When I was growing up, we had cameras. Film, cameras, and processing photos were all expensive things. I have very few pictures from my childhood, one of me and mum, one of me and dad. Playing a piano at aged three in Nanna Marjorie’s front yard! Very brief snatches of memories of living in the 1970s in a country town.
I had a camera when my first child was born. I took photos of every smile, event and milestone. I printed all of the photos and filled a 300 page album. I did that the next year when my son was born. Now I use my phone for everything. It is easy to capture every moment on my phone. But do I print a photo of these memories? No. The albums stopped when my third son was born. My photos are on Facebook, and Instagram, they were on a couple of phones that have since stopped working. But there are no hard copy photos anymore.
We live in a digital age. The world we live in is constantly changing, as is the technology that we use. I am a teacher librarian so my career is based around helping people work with information and the tools we use to access information. Since the era of the ipad and kindle, some said that physical books would no longer exist. But they do. People love to see, feel and read the physical copy of a book. I feel the same way about photos. I know that a hard copy of a photograph, kept well, will outlast all of the technology we will see in our lifetimes. And so I began our family yearbook tradition.
A year after my daughter was born, a friend introduced me to the idea of creating a family year book. I felt compelled to give the family year book a go and I became committed to the tradition.
In December each year, just after Christmas, I devote time to looking at the photos I have taken during the year. I use Snapfish but there are a range of programs and companies out there to explore. I can download my Facebook and Instagram images and my photos from my camera and my phone. Sounds too hard? It feels overwhelming for five minutes and then I become engrossed in the memories and I don’t mind the time it takes. Once all of the images I like are saved in the program, I construct my book.
There are so many ways to make a year book. You can work in chronological order if you like from January to December. I have three children and they particularly like a page each for their birthdays. You could also use these themes:
- Sporting achievements
- Weddings or other celebrations
- Friends and family
- Funny photos
- School photos
There are so many ways you can approach it. After doing this for nine years, here are some tips
- Don’t overthink it. Each year will get better, and your children will love it regardless.
- Take lots of photos or selfies of your whole family doing things together.
- Your photos shouldn’t be perfect. Make it natural.
- Include brief text, just so you remember where you were and what you did. You might forget later!

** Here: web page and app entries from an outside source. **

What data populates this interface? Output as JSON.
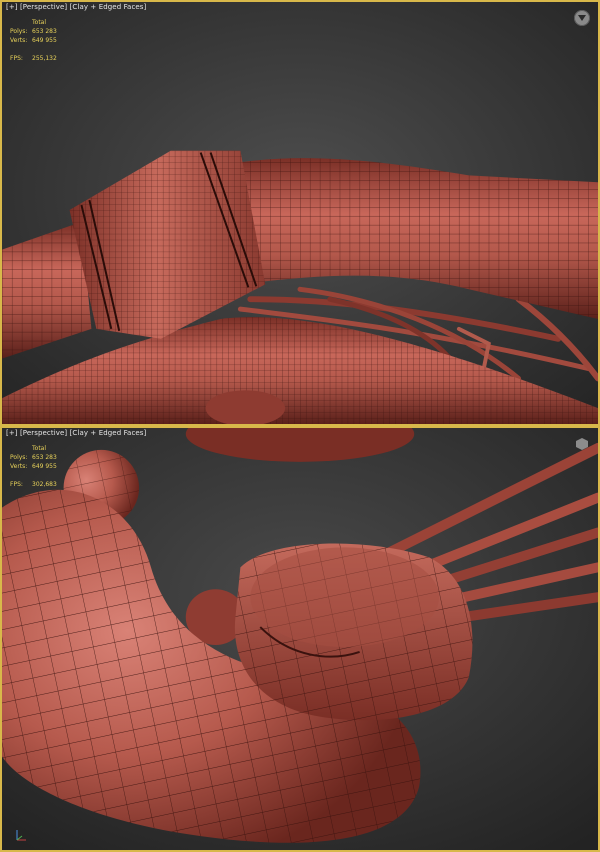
{
  "viewport_top": {
    "label": "[+] [Perspective] [Clay + Edged Faces]",
    "stats": {
      "header": "Total",
      "polys_label": "Polys:",
      "polys": "653 283",
      "verts_label": "Verts:",
      "verts": "649 955",
      "fps_label": "FPS:",
      "fps": "255,132"
    }
  },
  "viewport_bottom": {
    "label": "[+] [Perspective] [Clay + Edged Faces]",
    "stats": {
      "header": "Total",
      "polys_label": "Polys:",
      "polys": "653 283",
      "verts_label": "Verts:",
      "verts": "649 955",
      "fps_label": "FPS:",
      "fps": "302,683"
    }
  },
  "colors": {
    "clay": "#b85a4c",
    "clay_dark": "#6e2a22",
    "wire": "#3a120e",
    "stats": "#e8d25a",
    "border_active": "#d8b84a"
  }
}
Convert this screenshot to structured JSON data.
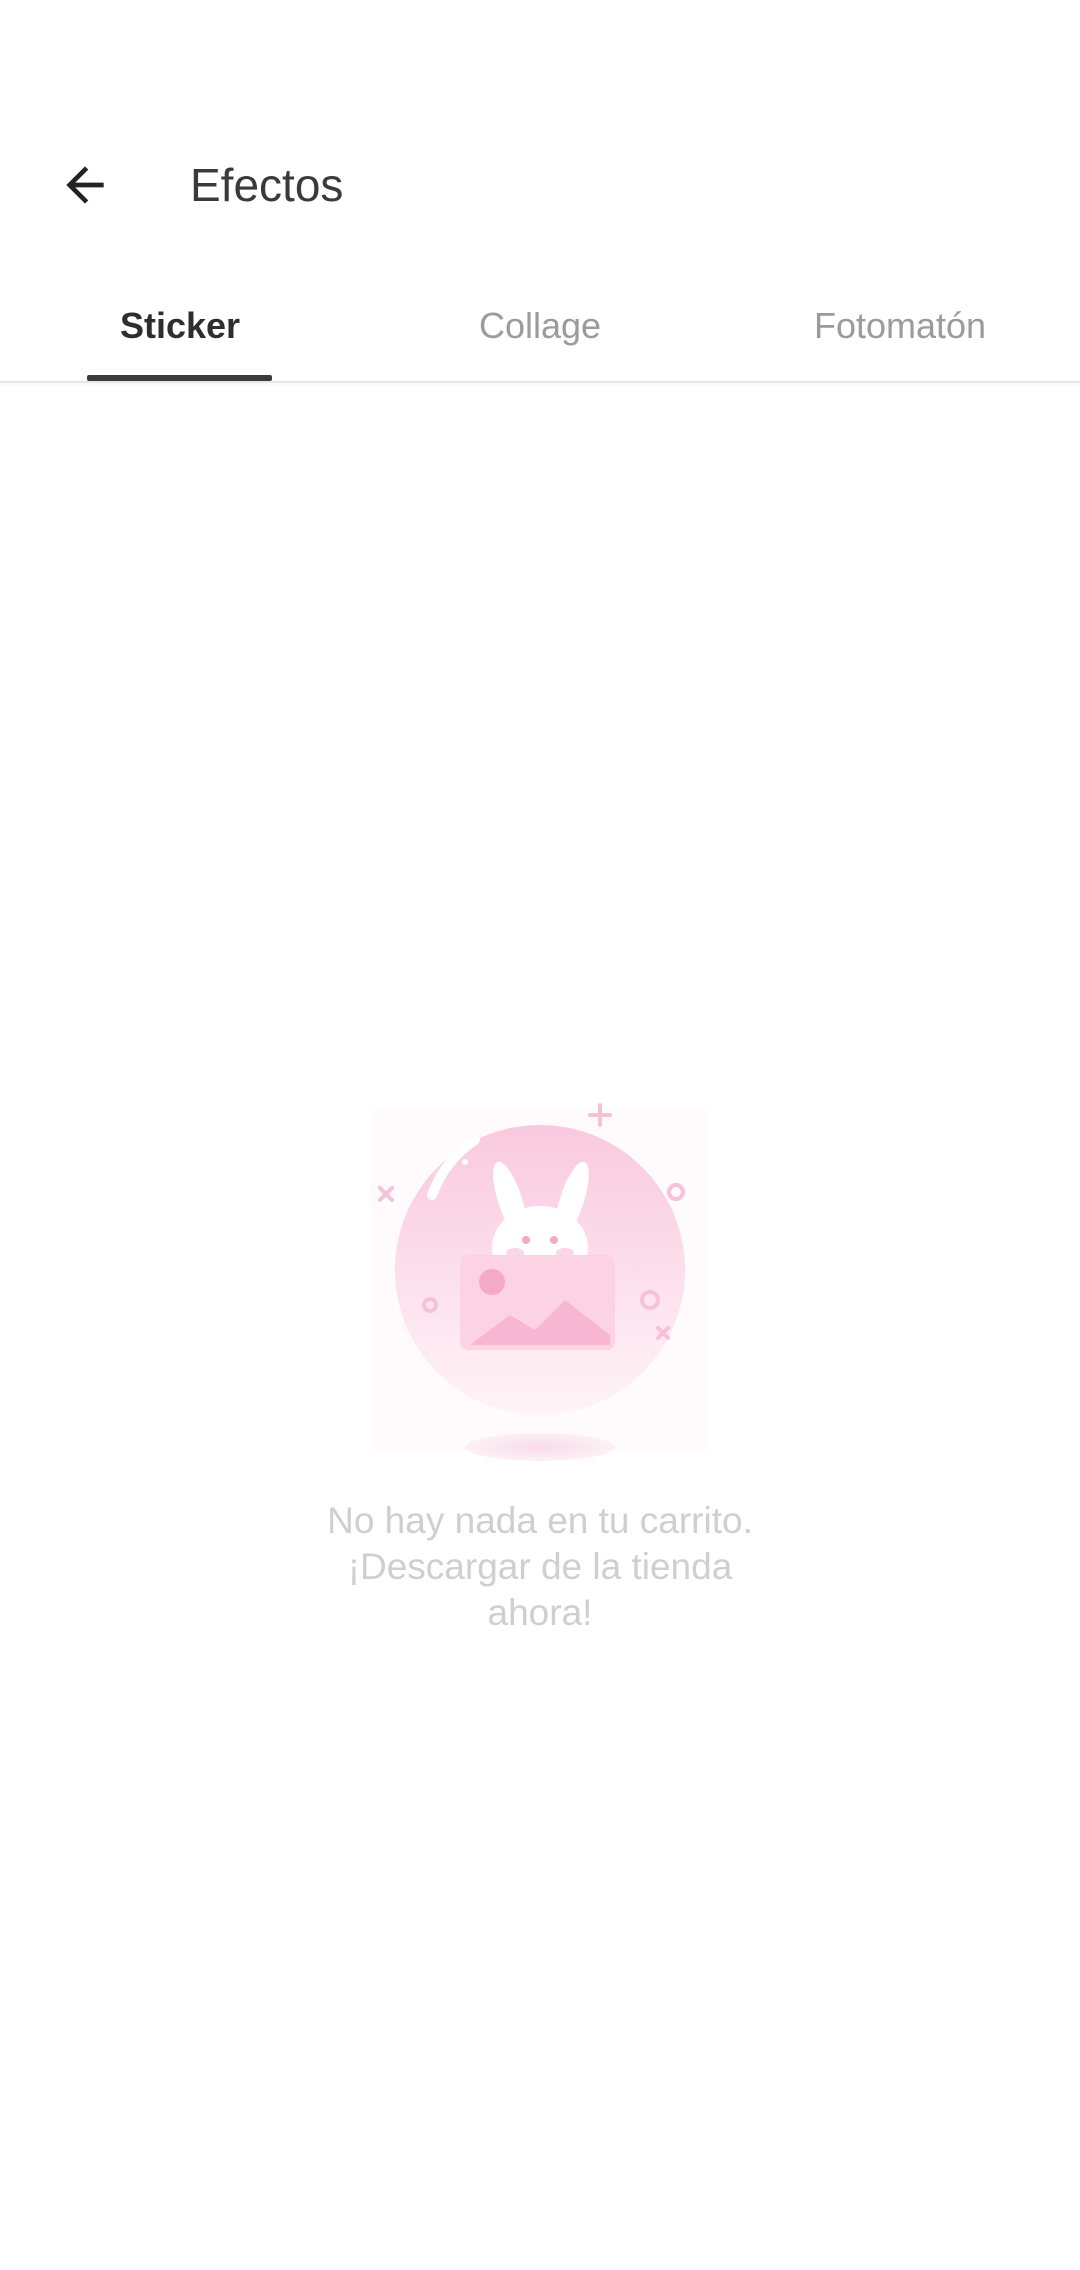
{
  "toolbar": {
    "back_icon": "arrow-left-icon",
    "title": "Efectos"
  },
  "tabs": [
    {
      "label": "Sticker",
      "active": true
    },
    {
      "label": "Collage",
      "active": false
    },
    {
      "label": "Fotomatón",
      "active": false
    }
  ],
  "empty_state": {
    "illustration_icon": "bunny-image-bubble-icon",
    "message": "No hay nada en tu carrito.\n¡Descargar de la tienda\nahora!"
  },
  "colors": {
    "title_text": "#3a3a3a",
    "active_tab_text": "#2e2e2e",
    "inactive_tab_text": "#9b9b9b",
    "indicator": "#3b3b3b",
    "empty_text": "#cfcfcf",
    "illustration_pink": "#f8c6dc"
  }
}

- If you are the photographer, make sure you are in there. Everyone should be there!
Each year I print four copies of our year book. There is one copy for each child. And there is one copy for me.
In the future, I will buy a very special small box for each child, and a copy of each year book will go inside. On my children’s 18th birthdays, they will receive their box of yearbooks. What they do with them is up to them. I hope they will treasure them. Just as I will treasure my copies.
We live in a digital age. But we should still find a way to record our family memories.
How will you record yours?
Feel free to ask any questions or contribute any ideas. I would love to hear your views.
|Contributed by PJ of Marjorie Handmade.
Every fabric has a story with Marjorie Handmade. Quirky and thoughtful gifts created by a sewing librarian with a story focus. Marjorie proudly supports the promotion of reading to babies from birth with storybibs and exclusively designed readtome bibs. Marjorie gives back to the community and part proceeds of products sold are donated to Australian reading charities.